Please copy every line of the data in which the string "Windows" appears.

Segment Start: MATERIAL PROVIDED

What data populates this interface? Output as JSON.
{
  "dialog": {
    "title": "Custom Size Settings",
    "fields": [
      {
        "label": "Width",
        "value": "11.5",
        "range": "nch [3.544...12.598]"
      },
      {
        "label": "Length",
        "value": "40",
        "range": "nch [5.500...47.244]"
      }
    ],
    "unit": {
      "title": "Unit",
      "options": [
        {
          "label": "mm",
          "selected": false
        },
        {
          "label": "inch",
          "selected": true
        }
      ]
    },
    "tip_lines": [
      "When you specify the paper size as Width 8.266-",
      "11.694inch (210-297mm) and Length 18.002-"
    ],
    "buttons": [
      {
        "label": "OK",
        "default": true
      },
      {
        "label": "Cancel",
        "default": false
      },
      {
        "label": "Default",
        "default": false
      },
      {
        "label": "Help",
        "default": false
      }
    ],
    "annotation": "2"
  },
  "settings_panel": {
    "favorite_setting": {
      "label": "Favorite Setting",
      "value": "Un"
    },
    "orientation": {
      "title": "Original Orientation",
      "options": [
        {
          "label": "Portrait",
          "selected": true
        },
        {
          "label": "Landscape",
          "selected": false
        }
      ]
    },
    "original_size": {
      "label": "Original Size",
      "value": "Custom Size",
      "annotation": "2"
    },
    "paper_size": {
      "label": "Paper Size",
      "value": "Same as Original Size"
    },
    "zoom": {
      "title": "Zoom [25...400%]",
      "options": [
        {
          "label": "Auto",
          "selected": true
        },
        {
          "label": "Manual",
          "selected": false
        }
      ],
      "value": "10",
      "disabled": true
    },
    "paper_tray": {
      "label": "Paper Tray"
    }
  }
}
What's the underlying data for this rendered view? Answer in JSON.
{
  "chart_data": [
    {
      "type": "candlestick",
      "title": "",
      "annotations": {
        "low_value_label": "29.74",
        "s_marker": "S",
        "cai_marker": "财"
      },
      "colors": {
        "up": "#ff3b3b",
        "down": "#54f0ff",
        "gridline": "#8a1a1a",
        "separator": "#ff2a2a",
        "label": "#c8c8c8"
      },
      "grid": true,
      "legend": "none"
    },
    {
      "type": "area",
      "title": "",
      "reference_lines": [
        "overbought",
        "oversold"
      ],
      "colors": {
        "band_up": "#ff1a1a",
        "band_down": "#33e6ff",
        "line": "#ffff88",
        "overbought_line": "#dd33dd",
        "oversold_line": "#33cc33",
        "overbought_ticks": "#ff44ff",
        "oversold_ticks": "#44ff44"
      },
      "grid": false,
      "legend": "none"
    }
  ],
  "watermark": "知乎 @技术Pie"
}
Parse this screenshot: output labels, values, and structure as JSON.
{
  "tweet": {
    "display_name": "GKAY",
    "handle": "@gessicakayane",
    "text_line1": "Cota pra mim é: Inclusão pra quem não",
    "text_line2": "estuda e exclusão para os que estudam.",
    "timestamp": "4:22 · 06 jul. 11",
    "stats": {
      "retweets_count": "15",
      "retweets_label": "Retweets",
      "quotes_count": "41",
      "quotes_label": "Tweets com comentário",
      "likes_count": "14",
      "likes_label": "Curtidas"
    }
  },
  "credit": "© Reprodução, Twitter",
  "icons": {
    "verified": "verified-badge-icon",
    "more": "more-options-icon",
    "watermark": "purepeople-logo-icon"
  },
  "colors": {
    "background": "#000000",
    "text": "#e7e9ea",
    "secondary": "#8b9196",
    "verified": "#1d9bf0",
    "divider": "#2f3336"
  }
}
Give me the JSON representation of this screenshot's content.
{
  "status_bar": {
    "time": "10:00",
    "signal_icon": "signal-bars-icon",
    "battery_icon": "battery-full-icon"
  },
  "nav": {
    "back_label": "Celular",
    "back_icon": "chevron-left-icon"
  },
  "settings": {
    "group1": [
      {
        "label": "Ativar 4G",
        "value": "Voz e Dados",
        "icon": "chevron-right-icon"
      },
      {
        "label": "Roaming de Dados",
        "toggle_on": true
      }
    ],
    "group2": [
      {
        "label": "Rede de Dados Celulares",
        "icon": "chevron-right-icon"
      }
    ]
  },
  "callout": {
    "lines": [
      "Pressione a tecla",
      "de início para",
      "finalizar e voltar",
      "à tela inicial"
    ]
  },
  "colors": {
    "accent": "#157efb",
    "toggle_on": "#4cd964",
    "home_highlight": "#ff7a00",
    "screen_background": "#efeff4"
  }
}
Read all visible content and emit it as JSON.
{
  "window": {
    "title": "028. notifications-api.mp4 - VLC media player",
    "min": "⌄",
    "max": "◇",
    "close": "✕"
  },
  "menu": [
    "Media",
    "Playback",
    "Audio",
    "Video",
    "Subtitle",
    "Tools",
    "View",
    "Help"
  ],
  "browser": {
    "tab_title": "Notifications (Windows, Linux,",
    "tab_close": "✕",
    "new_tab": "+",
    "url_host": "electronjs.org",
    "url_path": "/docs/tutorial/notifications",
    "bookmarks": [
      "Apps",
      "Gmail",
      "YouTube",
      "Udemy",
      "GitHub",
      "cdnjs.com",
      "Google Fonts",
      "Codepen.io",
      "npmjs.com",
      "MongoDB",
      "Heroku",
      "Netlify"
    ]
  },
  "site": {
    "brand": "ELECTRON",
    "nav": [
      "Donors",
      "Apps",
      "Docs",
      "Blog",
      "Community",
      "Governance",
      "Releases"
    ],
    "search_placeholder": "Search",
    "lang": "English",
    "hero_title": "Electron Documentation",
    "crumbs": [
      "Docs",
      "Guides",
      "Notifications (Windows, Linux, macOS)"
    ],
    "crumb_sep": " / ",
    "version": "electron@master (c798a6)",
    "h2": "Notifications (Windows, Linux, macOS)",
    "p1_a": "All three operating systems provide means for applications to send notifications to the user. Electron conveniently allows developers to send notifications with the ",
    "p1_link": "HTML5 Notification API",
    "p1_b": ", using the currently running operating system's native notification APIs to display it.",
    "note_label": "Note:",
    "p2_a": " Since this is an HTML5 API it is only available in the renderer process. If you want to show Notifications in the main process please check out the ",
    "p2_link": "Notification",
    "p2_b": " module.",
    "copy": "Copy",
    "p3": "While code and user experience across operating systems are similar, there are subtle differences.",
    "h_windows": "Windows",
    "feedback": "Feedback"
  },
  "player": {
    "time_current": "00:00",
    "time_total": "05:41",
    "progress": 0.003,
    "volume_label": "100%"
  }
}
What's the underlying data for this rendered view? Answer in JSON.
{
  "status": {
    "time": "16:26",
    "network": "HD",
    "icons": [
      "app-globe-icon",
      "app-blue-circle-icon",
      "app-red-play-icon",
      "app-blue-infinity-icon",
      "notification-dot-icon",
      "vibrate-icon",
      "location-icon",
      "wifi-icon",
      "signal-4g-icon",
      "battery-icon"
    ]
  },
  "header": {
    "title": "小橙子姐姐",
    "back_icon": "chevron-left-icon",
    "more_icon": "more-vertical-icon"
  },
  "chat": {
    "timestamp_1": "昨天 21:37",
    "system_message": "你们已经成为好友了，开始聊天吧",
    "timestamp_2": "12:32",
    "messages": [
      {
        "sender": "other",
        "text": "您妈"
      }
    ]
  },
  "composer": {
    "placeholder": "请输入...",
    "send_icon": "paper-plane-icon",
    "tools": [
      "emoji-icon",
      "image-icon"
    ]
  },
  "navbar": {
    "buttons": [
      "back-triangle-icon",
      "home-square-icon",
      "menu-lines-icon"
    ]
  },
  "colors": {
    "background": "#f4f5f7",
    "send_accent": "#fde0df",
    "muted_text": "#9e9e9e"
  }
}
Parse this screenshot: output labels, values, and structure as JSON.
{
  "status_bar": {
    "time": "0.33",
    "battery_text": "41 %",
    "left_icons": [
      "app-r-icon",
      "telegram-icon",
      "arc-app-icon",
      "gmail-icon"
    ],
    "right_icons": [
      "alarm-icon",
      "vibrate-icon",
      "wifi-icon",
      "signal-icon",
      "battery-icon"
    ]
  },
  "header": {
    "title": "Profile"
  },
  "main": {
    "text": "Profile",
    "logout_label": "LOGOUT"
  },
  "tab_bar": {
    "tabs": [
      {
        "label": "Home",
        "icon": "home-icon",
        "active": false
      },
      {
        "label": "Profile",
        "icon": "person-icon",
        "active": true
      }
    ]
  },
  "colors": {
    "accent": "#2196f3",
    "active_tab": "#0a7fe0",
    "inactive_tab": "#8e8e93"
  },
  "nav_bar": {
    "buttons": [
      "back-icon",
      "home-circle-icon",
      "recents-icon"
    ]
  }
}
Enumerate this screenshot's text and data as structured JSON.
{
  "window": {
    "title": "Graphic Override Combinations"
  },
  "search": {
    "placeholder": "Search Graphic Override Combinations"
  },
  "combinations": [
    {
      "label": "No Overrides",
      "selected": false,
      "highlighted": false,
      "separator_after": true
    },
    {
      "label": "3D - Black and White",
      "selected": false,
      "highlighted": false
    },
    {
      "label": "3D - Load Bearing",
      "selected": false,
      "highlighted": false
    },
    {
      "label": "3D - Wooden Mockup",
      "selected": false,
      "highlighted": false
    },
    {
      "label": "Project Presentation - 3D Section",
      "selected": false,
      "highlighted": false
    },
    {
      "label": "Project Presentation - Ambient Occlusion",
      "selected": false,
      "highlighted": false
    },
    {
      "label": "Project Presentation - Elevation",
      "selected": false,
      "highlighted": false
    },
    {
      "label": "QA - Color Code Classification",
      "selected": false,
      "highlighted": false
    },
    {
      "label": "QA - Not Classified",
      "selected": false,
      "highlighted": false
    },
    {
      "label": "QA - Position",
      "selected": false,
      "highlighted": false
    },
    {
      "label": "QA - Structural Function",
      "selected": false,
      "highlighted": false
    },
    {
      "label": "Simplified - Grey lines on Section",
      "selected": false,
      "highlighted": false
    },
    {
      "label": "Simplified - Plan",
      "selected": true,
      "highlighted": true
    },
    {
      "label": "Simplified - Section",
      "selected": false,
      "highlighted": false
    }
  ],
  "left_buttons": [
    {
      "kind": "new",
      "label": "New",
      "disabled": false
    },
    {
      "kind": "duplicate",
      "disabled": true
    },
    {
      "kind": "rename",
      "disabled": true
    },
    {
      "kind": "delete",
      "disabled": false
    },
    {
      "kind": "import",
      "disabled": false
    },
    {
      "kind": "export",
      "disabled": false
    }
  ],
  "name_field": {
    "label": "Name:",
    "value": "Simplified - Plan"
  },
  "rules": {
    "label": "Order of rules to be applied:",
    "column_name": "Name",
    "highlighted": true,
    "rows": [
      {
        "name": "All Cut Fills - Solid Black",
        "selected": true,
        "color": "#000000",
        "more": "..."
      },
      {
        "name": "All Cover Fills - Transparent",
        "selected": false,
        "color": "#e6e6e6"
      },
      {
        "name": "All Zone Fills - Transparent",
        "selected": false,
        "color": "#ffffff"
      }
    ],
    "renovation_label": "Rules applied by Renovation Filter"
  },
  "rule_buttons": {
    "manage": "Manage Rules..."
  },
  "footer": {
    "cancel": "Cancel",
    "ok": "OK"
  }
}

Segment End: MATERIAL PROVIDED

* _ANSWER BOX_
    "tab_title": "Notifications (Windows, Linux,",
      "Notifications (Windows, Linux, macOS)"
    "h2": "Notifications (Windows, Linux, macOS)",
    "h_windows": "Windows",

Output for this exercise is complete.